#### Directions for this task
Make an exact copy of all the records.

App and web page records
________
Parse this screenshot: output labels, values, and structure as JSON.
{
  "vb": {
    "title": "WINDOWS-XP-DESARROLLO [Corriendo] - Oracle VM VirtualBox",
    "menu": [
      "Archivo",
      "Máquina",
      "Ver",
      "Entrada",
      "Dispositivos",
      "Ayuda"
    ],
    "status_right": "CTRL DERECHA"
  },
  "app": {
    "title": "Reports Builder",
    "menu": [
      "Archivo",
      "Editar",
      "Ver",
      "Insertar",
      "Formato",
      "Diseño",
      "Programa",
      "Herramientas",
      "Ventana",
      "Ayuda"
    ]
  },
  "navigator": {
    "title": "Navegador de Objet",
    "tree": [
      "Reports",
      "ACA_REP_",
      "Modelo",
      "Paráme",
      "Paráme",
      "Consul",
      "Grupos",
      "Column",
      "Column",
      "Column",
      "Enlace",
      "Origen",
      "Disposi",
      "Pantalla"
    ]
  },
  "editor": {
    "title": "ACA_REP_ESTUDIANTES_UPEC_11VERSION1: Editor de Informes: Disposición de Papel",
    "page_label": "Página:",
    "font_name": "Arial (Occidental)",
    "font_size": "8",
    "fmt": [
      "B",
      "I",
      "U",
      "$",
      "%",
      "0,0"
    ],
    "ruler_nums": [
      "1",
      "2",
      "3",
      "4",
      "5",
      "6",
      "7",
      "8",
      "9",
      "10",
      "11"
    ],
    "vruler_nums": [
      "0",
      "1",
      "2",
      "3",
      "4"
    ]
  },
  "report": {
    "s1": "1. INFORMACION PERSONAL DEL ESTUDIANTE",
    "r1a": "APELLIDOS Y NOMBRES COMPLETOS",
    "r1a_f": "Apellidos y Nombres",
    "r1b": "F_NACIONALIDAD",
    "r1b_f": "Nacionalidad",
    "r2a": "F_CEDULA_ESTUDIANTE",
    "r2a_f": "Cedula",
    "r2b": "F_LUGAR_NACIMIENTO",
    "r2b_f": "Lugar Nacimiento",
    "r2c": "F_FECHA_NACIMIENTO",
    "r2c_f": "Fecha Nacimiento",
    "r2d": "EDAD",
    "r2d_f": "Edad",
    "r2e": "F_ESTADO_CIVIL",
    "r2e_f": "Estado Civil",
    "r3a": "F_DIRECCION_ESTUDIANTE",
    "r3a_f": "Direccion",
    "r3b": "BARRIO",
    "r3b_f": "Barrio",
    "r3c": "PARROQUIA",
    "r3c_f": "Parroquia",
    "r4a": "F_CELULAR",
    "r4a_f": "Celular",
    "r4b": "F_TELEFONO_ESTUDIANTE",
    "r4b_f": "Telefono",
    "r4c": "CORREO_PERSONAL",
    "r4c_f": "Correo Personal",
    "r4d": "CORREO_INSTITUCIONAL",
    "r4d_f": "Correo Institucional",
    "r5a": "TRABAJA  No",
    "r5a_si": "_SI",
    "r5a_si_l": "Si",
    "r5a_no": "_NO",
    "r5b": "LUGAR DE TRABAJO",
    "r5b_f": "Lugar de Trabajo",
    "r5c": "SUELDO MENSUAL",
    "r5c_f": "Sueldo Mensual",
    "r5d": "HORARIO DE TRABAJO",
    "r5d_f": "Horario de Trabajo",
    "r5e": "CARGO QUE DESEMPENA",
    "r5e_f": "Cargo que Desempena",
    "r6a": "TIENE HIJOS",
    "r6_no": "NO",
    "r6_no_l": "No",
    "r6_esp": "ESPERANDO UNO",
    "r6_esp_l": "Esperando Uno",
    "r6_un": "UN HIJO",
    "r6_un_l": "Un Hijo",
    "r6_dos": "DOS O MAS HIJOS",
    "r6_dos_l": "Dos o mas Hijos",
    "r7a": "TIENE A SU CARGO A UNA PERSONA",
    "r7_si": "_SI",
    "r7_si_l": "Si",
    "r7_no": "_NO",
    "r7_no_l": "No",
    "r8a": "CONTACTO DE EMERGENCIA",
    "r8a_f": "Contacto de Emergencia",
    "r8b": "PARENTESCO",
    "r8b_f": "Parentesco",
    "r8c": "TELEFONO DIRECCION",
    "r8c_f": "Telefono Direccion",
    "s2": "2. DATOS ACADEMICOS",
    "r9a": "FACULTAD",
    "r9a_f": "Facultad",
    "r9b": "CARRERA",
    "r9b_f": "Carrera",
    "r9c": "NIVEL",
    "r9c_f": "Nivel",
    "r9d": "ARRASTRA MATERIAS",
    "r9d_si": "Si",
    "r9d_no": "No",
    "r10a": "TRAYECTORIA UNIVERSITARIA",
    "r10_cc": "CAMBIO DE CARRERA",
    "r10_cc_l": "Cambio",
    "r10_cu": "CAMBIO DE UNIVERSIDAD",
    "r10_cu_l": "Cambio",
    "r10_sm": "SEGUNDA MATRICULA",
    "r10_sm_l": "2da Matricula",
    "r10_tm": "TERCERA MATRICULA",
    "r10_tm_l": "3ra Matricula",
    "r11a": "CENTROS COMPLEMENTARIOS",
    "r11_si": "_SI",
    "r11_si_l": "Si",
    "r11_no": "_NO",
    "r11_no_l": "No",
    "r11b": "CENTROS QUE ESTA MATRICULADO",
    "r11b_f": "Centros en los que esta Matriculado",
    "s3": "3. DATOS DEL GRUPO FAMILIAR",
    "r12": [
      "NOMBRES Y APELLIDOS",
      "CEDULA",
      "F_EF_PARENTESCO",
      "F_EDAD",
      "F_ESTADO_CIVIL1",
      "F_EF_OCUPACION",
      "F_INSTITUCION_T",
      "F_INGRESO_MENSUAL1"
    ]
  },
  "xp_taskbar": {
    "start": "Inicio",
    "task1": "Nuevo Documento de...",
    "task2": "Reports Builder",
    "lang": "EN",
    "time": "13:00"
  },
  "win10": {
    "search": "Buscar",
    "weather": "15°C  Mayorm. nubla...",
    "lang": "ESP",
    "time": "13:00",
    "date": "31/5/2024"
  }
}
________
#### Answer space
Parse this screenshot: output labels, values, and structure as JSON.
{
  "vb": {
    "title": "WINDOWS-XP-DESARROLLO [Corriendo] - Oracle VM VirtualBox",
    "menu": [
      "Archivo",
      "Máquina",
      "Ver",
      "Entrada",
      "Dispositivos",
      "Ayuda"
    ],
    "status_right": "CTRL DERECHA"
  },
  "app": {
    "title": "Reports Builder",
    "menu": [
      "Archivo",
      "Editar",
      "Ver",
      "Insertar",
      "Formato",
      "Diseño",
      "Programa",
      "Herramientas",
      "Ventana",
      "Ayuda"
    ]
  },
  "navigator": {
    "title": "Navegador de Objet",
    "tree": [
      "Reports",
      "ACA_REP_",
      "Modelo",
      "Paráme",
      "Paráme",
      "Consul",
      "Grupos",
      "Column",
      "Column",
      "Column",
      "Enlace",
      "Origen",
      "Disposi",
      "Pantalla"
    ]
  },
  "editor": {
    "title": "ACA_REP_ESTUDIANTES_UPEC_11VERSION1: Editor de Informes: Disposición de Papel",
    "page_label": "Página:",
    "font_name": "Arial (Occidental)",
    "font_size": "8",
    "fmt": [
      "B",
      "I",
      "U",
      "$",
      "%",
      "0,0"
    ],
    "ruler_nums": [
      "1",
      "2",
      "3",
      "4",
      "5",
      "6",
      "7",
      "8",
      "9",
      "10",
      "11"
    ],
    "vruler_nums": [
      "0",
      "1",
      "2",
      "3",
      "4"
    ]
  },
  "report": {
    "s1": "1. INFORMACION PERSONAL DEL ESTUDIANTE",
    "r1a": "APELLIDOS Y NOMBRES COMPLETOS",
    "r1a_f": "Apellidos y Nombres",
    "r1b": "F_NACIONALIDAD",
    "r1b_f": "Nacionalidad",
    "r2a": "F_CEDULA_ESTUDIANTE",
    "r2a_f": "Cedula",
    "r2b": "F_LUGAR_NACIMIENTO",
    "r2b_f": "Lugar Nacimiento",
    "r2c": "F_FECHA_NACIMIENTO",
    "r2c_f": "Fecha Nacimiento",
    "r2d": "EDAD",
    "r2d_f": "Edad",
    "r2e": "F_ESTADO_CIVIL",
    "r2e_f": "Estado Civil",
    "r3a": "F_DIRECCION_ESTUDIANTE",
    "r3a_f": "Direccion",
    "r3b": "BARRIO",
    "r3b_f": "Barrio",
    "r3c": "PARROQUIA",
    "r3c_f": "Parroquia",
    "r4a": "F_CELULAR",
    "r4a_f": "Celular",
    "r4b": "F_TELEFONO_ESTUDIANTE",
    "r4b_f": "Telefono",
    "r4c": "CORREO_PERSONAL",
    "r4c_f": "Correo Personal",
    "r4d": "CORREO_INSTITUCIONAL",
    "r4d_f": "Correo Institucional",
    "r5a": "TRABAJA  No",
    "r5a_si": "_SI",
    "r5a_si_l": "Si",
    "r5a_no": "_NO",
    "r5b": "LUGAR DE TRABAJO",
    "r5b_f": "Lugar de Trabajo",
    "r5c": "SUELDO MENSUAL",
    "r5c_f": "Sueldo Mensual",
    "r5d": "HORARIO DE TRABAJO",
    "r5d_f": "Horario de Trabajo",
    "r5e": "CARGO QUE DESEMPENA",
    "r5e_f": "Cargo que Desempena",
    "r6a": "TIENE HIJOS",
    "r6_no": "NO",
    "r6_no_l": "No",
    "r6_esp": "ESPERANDO UNO",
    "r6_esp_l": "Esperando Uno",
    "r6_un": "UN HIJO",
    "r6_un_l": "Un Hijo",
    "r6_dos": "DOS O MAS HIJOS",
    "r6_dos_l": "Dos o mas Hijos",
    "r7a": "TIENE A SU CARGO A UNA PERSONA",
    "r7_si": "_SI",
    "r7_si_l": "Si",
    "r7_no": "_NO",
    "r7_no_l": "No",
    "r8a": "CONTACTO DE EMERGENCIA",
    "r8a_f": "Contacto de Emergencia",
    "r8b": "PARENTESCO",
    "r8b_f": "Parentesco",
    "r8c": "TELEFONO DIRECCION",
    "r8c_f": "Telefono Direccion",
    "s2": "2. DATOS ACADEMICOS",
    "r9a": "FACULTAD",
    "r9a_f": "Facultad",
    "r9b": "CARRERA",
    "r9b_f": "Carrera",
    "r9c": "NIVEL",
    "r9c_f": "Nivel",
    "r9d": "ARRASTRA MATERIAS",
    "r9d_si": "Si",
    "r9d_no": "No",
    "r10a": "TRAYECTORIA UNIVERSITARIA",
    "r10_cc": "CAMBIO DE CARRERA",
    "r10_cc_l": "Cambio",
    "r10_cu": "CAMBIO DE UNIVERSIDAD",
    "r10_cu_l": "Cambio",
    "r10_sm": "SEGUNDA MATRICULA",
    "r10_sm_l": "2da Matricula",
    "r10_tm": "TERCERA MATRICULA",
    "r10_tm_l": "3ra Matricula",
    "r11a": "CENTROS COMPLEMENTARIOS",
    "r11_si": "_SI",
    "r11_si_l": "Si",
    "r11_no": "_NO",
    "r11_no_l": "No",
    "r11b": "CENTROS QUE ESTA MATRICULADO",
    "r11b_f": "Centros en los que esta Matriculado",
    "s3": "3. DATOS DEL GRUPO FAMILIAR",
    "r12": [
      "NOMBRES Y APELLIDOS",
      "CEDULA",
      "F_EF_PARENTESCO",
      "F_EDAD",
      "F_ESTADO_CIVIL1",
      "F_EF_OCUPACION",
      "F_INSTITUCION_T",
      "F_INGRESO_MENSUAL1"
    ]
  },
  "xp_taskbar": {
    "start": "Inicio",
    "task1": "Nuevo Documento de...",
    "task2": "Reports Builder",
    "lang": "EN",
    "time": "13:00"
  },
  "win10": {
    "search": "Buscar",
    "weather": "15°C  Mayorm. nubla...",
    "lang": "ESP",
    "time": "13:00",
    "date": "31/5/2024"
  }
}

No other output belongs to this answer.